Present the lines below again, exactly as they stand.

[Element data from apps and pages]
============

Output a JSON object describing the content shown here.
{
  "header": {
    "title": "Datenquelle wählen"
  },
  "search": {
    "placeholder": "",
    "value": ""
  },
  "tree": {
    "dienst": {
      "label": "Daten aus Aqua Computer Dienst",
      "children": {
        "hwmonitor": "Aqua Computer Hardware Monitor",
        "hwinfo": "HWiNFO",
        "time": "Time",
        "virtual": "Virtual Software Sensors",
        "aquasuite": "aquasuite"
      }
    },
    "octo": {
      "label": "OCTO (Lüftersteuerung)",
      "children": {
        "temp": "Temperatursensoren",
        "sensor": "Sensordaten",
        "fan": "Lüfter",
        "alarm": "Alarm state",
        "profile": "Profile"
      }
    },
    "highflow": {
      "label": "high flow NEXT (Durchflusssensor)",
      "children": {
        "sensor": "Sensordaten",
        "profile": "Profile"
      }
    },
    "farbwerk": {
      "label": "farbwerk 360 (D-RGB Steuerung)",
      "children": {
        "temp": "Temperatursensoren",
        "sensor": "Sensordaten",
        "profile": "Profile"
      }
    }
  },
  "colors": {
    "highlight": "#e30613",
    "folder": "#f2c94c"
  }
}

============

(EXERCISE SOLUTION)
Output a JSON object describing the content shown here.
{
  "header": {
    "title": "Datenquelle wählen"
  },
  "search": {
    "placeholder": "",
    "value": ""
  },
  "tree": {
    "dienst": {
      "label": "Daten aus Aqua Computer Dienst",
      "children": {
        "hwmonitor": "Aqua Computer Hardware Monitor",
        "hwinfo": "HWiNFO",
        "time": "Time",
        "virtual": "Virtual Software Sensors",
        "aquasuite": "aquasuite"
      }
    },
    "octo": {
      "label": "OCTO (Lüftersteuerung)",
      "children": {
        "temp": "Temperatursensoren",
        "sensor": "Sensordaten",
        "fan": "Lüfter",
        "alarm": "Alarm state",
        "profile": "Profile"
      }
    },
    "highflow": {
      "label": "high flow NEXT (Durchflusssensor)",
      "children": {
        "sensor": "Sensordaten",
        "profile": "Profile"
      }
    },
    "farbwerk": {
      "label": "farbwerk 360 (D-RGB Steuerung)",
      "children": {
        "temp": "Temperatursensoren",
        "sensor": "Sensordaten",
        "profile": "Profile"
      }
    }
  },
  "colors": {
    "highlight": "#e30613",
    "folder": "#f2c94c"
  }
}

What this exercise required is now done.